**Data in this exercise:**
-- Opening Marker --
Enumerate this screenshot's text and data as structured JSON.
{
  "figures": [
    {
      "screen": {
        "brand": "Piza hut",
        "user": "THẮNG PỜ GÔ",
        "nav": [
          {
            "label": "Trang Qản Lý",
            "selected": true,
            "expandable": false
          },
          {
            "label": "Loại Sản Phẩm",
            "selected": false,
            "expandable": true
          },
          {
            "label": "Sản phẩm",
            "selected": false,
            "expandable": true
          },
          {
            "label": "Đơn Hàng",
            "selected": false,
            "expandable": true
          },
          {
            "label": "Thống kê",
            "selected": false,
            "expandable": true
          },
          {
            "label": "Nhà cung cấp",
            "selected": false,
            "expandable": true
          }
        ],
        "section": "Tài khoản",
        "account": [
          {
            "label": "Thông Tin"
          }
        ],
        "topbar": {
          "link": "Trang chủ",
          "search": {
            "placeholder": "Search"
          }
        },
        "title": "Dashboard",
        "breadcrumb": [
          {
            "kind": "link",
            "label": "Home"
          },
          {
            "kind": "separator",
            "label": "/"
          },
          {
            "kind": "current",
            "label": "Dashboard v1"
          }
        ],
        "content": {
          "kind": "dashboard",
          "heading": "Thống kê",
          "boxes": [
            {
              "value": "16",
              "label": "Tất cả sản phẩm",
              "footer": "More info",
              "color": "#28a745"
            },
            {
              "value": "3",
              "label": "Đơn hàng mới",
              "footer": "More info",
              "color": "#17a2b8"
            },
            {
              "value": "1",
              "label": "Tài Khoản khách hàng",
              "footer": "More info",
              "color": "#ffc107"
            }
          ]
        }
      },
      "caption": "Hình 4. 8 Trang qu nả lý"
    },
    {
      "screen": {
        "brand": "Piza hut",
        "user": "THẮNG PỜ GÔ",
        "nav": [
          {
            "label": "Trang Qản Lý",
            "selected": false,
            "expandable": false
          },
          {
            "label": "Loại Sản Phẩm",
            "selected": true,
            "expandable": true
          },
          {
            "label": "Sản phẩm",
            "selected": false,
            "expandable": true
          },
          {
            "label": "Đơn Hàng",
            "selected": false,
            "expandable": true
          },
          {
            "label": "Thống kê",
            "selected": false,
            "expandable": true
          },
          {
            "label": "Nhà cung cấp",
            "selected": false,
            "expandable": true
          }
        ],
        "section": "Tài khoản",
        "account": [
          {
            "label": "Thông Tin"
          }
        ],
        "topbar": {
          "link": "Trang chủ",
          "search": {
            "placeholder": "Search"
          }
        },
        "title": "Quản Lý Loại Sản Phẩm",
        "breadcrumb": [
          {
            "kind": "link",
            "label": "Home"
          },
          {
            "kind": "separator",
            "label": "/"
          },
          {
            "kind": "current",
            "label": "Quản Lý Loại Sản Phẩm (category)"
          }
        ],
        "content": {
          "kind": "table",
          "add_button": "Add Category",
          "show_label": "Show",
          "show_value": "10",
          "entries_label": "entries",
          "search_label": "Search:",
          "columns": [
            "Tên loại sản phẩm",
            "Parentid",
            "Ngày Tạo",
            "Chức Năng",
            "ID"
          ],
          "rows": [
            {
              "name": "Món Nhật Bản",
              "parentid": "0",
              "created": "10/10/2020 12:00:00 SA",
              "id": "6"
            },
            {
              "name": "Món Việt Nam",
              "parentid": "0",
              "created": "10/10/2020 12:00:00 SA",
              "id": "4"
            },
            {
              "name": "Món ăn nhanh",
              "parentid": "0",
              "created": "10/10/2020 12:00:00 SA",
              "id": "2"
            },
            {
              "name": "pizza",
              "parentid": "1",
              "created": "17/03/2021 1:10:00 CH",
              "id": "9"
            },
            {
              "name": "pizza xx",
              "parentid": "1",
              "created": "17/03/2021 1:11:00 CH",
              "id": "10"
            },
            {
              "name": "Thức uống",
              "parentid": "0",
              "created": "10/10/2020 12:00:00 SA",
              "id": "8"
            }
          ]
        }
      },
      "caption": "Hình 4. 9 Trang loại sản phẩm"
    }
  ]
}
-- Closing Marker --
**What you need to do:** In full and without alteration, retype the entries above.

**Task result:**
Enumerate this screenshot's text and data as structured JSON.
{
  "figures": [
    {
      "screen": {
        "brand": "Piza hut",
        "user": "THẮNG PỜ GÔ",
        "nav": [
          {
            "label": "Trang Qản Lý",
            "selected": true,
            "expandable": false
          },
          {
            "label": "Loại Sản Phẩm",
            "selected": false,
            "expandable": true
          },
          {
            "label": "Sản phẩm",
            "selected": false,
            "expandable": true
          },
          {
            "label": "Đơn Hàng",
            "selected": false,
            "expandable": true
          },
          {
            "label": "Thống kê",
            "selected": false,
            "expandable": true
          },
          {
            "label": "Nhà cung cấp",
            "selected": false,
            "expandable": true
          }
        ],
        "section": "Tài khoản",
        "account": [
          {
            "label": "Thông Tin"
          }
        ],
        "topbar": {
          "link": "Trang chủ",
          "search": {
            "placeholder": "Search"
          }
        },
        "title": "Dashboard",
        "breadcrumb": [
          {
            "kind": "link",
            "label": "Home"
          },
          {
            "kind": "separator",
            "label": "/"
          },
          {
            "kind": "current",
            "label": "Dashboard v1"
          }
        ],
        "content": {
          "kind": "dashboard",
          "heading": "Thống kê",
          "boxes": [
            {
              "value": "16",
              "label": "Tất cả sản phẩm",
              "footer": "More info",
              "color": "#28a745"
            },
            {
              "value": "3",
              "label": "Đơn hàng mới",
              "footer": "More info",
              "color": "#17a2b8"
            },
            {
              "value": "1",
              "label": "Tài Khoản khách hàng",
              "footer": "More info",
              "color": "#ffc107"
            }
          ]
        }
      },
      "caption": "Hình 4. 8 Trang qu nả lý"
    },
    {
      "screen": {
        "brand": "Piza hut",
        "user": "THẮNG PỜ GÔ",
        "nav": [
          {
            "label": "Trang Qản Lý",
            "selected": false,
            "expandable": false
          },
          {
            "label": "Loại Sản Phẩm",
            "selected": true,
            "expandable": true
          },
          {
            "label": "Sản phẩm",
            "selected": false,
            "expandable": true
          },
          {
            "label": "Đơn Hàng",
            "selected": false,
            "expandable": true
          },
          {
            "label": "Thống kê",
            "selected": false,
            "expandable": true
          },
          {
            "label": "Nhà cung cấp",
            "selected": false,
            "expandable": true
          }
        ],
        "section": "Tài khoản",
        "account": [
          {
            "label": "Thông Tin"
          }
        ],
        "topbar": {
          "link": "Trang chủ",
          "search": {
            "placeholder": "Search"
          }
        },
        "title": "Quản Lý Loại Sản Phẩm",
        "breadcrumb": [
          {
            "kind": "link",
            "label": "Home"
          },
          {
            "kind": "separator",
            "label": "/"
          },
          {
            "kind": "current",
            "label": "Quản Lý Loại Sản Phẩm (category)"
          }
        ],
        "content": {
          "kind": "table",
          "add_button": "Add Category",
          "show_label": "Show",
          "show_value": "10",
          "entries_label": "entries",
          "search_label": "Search:",
          "columns": [
            "Tên loại sản phẩm",
            "Parentid",
            "Ngày Tạo",
            "Chức Năng",
            "ID"
          ],
          "rows": [
            {
              "name": "Món Nhật Bản",
              "parentid": "0",
              "created": "10/10/2020 12:00:00 SA",
              "id": "6"
            },
            {
              "name": "Món Việt Nam",
              "parentid": "0",
              "created": "10/10/2020 12:00:00 SA",
              "id": "4"
            },
            {
              "name": "Món ăn nhanh",
              "parentid": "0",
              "created": "10/10/2020 12:00:00 SA",
              "id": "2"
            },
            {
              "name": "pizza",
              "parentid": "1",
              "created": "17/03/2021 1:10:00 CH",
              "id": "9"
            },
            {
              "name": "pizza xx",
              "parentid": "1",
              "created": "17/03/2021 1:11:00 CH",
              "id": "10"
            },
            {
              "name": "Thức uống",
              "parentid": "0",
              "created": "10/10/2020 12:00:00 SA",
              "id": "8"
            }
          ]
        }
      },
      "caption": "Hình 4. 9 Trang loại sản phẩm"
    }
  ]
}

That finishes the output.